A Morton man, Lyle D. Falk, 46, has been arrested and charged with one count each of receipt and distribution of child pornography. Falk, of the 300 block of North Oklahoma Ave., made his initial appearance in federal court Monday. Falk was ordered to remain detained in the custody of the U.S. Marshals Service pending a detention hearing scheduled at 10:30 a.m. June 28 before U.S. Magistrate Judge John A. Gorman in Peoria.


A Morton man, Lyle D. Falk, 46, has been arrested and charged with one count each of receipt and distribution of child pornography. Falk, of the 300 block of North Oklahoma Ave., made his initial appearance in federal court Monday. Falk was ordered to remain detained in the custody of the U.S. Marshals Service pending a detention hearing scheduled at 10:30 a.m. June 28 before U.S. Magistrate Judge John A. Gorman in Peoria.

The indictment, returned by the grand jury June 20, alleges that on or about Jan. 18 Falk distributed images of child pornography via the Internet.

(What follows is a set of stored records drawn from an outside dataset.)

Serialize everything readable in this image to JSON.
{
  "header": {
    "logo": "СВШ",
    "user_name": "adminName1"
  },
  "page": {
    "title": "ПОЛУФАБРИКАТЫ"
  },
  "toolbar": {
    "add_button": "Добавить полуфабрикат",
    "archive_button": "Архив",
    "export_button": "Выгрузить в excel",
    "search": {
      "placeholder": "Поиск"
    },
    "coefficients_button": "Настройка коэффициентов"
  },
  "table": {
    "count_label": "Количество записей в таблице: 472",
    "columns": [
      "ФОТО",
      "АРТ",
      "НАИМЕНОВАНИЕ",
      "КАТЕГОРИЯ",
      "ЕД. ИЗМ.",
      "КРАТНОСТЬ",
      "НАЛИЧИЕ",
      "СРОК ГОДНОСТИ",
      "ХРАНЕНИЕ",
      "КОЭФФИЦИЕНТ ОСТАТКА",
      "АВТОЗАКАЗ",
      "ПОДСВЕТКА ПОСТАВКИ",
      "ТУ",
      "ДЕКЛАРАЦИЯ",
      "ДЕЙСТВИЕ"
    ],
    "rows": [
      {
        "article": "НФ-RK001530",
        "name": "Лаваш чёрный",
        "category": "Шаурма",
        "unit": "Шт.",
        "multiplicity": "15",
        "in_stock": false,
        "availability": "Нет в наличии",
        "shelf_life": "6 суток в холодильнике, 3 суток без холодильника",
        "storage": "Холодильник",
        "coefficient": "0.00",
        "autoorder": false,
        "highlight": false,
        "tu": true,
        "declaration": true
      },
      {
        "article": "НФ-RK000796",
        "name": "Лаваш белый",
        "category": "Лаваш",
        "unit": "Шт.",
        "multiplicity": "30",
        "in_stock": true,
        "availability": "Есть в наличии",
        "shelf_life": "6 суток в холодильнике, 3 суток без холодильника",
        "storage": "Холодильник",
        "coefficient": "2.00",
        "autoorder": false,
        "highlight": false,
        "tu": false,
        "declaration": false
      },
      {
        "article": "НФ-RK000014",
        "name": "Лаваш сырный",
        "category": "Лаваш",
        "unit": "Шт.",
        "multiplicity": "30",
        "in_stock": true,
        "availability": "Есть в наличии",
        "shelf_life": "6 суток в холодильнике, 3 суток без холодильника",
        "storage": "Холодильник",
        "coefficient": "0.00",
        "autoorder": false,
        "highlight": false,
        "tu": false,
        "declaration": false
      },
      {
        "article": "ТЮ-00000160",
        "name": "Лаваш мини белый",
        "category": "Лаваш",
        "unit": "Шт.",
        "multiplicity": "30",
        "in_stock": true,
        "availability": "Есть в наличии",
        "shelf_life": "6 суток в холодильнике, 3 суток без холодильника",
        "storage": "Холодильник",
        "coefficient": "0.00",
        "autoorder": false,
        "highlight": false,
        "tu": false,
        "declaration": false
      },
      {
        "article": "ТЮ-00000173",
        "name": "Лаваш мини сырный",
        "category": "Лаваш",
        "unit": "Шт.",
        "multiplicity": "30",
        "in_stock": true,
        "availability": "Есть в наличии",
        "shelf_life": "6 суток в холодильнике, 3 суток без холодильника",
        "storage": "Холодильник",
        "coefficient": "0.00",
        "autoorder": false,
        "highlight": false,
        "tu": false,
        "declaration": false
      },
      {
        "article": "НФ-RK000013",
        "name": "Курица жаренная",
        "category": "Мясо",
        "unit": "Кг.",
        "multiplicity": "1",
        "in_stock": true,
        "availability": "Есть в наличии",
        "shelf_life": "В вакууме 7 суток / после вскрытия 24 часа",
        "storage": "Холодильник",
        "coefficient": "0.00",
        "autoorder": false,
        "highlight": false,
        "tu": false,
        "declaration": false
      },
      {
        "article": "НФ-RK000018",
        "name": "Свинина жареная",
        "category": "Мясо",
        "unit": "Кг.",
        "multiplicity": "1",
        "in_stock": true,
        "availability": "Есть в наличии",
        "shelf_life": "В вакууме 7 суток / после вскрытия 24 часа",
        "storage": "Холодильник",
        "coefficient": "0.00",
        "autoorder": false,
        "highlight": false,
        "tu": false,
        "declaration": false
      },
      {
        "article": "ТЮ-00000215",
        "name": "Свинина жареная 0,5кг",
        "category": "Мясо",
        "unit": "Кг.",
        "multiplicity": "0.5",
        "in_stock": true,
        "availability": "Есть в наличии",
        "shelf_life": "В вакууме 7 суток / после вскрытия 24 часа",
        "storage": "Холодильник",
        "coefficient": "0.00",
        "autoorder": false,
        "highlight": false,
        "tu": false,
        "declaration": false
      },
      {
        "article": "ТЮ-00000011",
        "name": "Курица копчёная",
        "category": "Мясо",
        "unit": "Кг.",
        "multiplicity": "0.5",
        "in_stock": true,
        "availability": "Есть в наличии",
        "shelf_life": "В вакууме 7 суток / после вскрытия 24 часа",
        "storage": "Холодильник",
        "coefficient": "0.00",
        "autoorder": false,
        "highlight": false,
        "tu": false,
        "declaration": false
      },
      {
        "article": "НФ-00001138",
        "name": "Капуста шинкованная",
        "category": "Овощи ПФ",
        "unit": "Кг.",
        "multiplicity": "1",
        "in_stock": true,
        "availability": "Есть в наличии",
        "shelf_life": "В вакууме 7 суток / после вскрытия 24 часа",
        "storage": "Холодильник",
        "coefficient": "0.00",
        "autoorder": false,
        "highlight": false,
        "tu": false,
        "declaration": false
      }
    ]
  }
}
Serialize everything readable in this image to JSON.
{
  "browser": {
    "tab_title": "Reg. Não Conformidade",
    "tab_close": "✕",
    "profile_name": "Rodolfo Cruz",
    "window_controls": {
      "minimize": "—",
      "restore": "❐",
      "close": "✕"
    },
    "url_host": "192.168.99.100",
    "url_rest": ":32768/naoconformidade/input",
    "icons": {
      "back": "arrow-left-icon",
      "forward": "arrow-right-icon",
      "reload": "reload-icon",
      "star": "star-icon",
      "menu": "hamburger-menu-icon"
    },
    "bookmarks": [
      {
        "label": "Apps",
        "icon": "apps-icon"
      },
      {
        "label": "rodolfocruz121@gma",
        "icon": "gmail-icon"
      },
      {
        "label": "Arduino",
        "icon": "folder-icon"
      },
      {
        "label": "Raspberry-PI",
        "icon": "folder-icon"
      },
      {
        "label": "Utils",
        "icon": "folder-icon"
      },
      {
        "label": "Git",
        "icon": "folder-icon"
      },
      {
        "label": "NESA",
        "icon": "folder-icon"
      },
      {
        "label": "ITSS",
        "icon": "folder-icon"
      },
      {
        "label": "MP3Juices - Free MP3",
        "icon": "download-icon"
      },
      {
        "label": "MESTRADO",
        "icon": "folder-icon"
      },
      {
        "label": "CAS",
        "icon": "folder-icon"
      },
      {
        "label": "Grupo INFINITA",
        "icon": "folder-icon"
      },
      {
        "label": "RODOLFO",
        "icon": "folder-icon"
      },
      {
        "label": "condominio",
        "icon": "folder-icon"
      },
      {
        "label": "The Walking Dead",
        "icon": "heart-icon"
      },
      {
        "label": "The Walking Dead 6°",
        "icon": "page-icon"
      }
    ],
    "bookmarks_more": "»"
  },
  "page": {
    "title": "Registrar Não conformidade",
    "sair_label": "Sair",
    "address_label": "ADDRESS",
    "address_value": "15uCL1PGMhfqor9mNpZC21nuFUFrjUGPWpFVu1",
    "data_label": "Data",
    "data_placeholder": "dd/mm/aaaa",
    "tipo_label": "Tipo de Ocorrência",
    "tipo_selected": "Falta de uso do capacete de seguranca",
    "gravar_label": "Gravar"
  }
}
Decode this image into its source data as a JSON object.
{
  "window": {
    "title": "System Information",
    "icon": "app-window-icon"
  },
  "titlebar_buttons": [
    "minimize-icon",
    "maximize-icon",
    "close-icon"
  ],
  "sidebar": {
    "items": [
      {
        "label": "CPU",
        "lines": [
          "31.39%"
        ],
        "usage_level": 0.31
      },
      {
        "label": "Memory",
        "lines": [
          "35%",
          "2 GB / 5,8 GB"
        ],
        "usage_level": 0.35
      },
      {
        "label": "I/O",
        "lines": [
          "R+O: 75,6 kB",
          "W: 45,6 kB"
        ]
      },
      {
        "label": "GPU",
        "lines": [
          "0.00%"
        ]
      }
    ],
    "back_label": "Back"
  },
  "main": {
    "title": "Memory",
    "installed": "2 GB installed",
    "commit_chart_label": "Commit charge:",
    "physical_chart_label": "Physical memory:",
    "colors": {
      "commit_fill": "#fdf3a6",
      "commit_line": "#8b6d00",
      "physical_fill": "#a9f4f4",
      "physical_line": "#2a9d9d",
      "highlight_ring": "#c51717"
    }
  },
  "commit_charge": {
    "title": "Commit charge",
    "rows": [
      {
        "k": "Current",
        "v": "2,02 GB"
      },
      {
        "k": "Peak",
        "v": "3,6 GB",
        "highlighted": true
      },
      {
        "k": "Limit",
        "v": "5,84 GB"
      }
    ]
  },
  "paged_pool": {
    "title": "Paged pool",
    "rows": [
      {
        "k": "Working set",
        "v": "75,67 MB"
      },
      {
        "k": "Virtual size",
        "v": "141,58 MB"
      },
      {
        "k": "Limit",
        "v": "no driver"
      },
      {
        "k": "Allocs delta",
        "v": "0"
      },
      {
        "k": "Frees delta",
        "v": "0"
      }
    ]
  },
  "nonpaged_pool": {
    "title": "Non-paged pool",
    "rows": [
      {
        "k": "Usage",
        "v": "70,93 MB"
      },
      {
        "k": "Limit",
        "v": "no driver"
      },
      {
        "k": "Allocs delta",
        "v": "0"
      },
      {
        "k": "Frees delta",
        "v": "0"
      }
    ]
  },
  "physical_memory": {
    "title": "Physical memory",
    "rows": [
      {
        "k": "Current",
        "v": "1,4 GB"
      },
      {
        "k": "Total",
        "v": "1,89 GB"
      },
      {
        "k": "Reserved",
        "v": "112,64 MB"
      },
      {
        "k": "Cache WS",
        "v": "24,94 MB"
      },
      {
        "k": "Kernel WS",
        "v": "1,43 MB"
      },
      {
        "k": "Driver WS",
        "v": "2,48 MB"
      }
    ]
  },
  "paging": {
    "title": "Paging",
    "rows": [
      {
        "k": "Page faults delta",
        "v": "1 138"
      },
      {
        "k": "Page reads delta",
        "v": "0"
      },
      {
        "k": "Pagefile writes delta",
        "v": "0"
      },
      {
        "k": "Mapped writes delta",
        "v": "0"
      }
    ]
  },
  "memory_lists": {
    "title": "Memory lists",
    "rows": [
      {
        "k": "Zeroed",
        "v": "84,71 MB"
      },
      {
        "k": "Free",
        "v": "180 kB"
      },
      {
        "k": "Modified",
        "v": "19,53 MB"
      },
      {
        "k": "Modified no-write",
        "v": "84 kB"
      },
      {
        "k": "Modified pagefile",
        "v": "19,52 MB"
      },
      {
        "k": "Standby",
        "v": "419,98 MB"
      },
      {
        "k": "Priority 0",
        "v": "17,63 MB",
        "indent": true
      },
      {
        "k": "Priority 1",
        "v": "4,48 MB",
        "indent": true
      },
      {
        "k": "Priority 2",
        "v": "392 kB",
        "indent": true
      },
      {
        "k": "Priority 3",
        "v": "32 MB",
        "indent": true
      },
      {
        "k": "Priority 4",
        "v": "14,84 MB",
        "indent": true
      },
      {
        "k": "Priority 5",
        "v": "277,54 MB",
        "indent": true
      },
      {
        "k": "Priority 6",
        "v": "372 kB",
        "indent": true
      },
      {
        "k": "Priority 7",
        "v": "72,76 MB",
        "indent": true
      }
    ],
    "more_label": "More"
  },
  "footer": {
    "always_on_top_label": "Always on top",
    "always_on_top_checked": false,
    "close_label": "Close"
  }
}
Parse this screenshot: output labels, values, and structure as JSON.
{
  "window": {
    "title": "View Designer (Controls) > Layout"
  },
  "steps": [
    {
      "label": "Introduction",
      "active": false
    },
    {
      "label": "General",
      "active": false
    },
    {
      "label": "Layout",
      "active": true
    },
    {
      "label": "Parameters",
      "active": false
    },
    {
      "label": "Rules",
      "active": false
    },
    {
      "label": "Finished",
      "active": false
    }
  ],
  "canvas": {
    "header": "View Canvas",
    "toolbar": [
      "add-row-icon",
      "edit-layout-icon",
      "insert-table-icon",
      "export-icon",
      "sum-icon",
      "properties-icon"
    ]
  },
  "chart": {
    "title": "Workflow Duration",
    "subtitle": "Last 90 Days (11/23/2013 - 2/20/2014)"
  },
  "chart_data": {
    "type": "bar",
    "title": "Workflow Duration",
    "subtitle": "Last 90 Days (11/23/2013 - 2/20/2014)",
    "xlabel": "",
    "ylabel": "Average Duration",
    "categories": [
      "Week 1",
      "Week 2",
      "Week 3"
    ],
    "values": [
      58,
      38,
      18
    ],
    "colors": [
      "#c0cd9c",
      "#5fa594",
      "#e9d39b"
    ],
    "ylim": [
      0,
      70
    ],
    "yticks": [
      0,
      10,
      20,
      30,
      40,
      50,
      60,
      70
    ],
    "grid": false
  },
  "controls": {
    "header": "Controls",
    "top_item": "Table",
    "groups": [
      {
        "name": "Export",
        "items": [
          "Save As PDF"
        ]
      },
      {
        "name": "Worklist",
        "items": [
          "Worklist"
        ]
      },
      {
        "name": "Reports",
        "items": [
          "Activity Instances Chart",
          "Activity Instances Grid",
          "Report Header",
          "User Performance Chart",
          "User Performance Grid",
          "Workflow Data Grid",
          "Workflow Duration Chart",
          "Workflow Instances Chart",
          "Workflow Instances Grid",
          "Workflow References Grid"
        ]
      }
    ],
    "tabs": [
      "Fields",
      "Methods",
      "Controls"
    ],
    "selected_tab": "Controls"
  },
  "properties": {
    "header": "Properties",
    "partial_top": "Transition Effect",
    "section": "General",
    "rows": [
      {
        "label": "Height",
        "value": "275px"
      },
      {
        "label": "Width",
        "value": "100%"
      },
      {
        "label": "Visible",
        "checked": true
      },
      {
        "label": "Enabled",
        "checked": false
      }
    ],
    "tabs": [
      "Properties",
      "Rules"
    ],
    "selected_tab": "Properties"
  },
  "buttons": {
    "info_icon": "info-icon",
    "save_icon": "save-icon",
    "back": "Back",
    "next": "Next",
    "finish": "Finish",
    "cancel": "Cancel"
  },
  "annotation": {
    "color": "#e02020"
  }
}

The indictment further alleges that in October 2011, Falk received images of child pornography by computer and using the Internet. The indictment seeks forfeiture of a computer and hard drive allegedly used to commit or promote the offenses.

Trial is scheduled on Aug. 27 before Senior U.S. District Judge Joe Billy McDade.

The charges were investigated by the U.S. Secret Service, the Washington Police Department and the Bloomington Police Department. The case is being prosecuted by Assistant U.S. Attorney Kirk D. Schoenbein.

If convicted, the statutory penalty for both offenses, distribution of child pornography and receipt of child pornography, is a mandatory minimum five years to 20 years in prison and a term of supervised release of up to life following any term of imprisonment. If a defendant has a prior child sex abuse or child pornography conviction, the statutory penalty is not less than 15 years and up to 40 years in prison.

Members of the public are reminded that an indictment is merely an accusation; the defendant is presumed innocent unless proven guilty.

The case was brought as part of Project Safe Childhood, a nationwide initiative to combat the growing epidemic of child sexual exploitation and abuse launched in May 2006 by the Department of Justice. Led by U.S. Attorneys’ Offices and the Criminal Division’s Child Exploitation and Obscenity Section, Project Safe Childhood marshals federal, state and local resources to better locate, apprehend and prosecute individuals who exploit children via the Internet as well as to identify and rescue victims.

For more information about Project Safe Childhood, please visit www.projectsafechildhood.gov.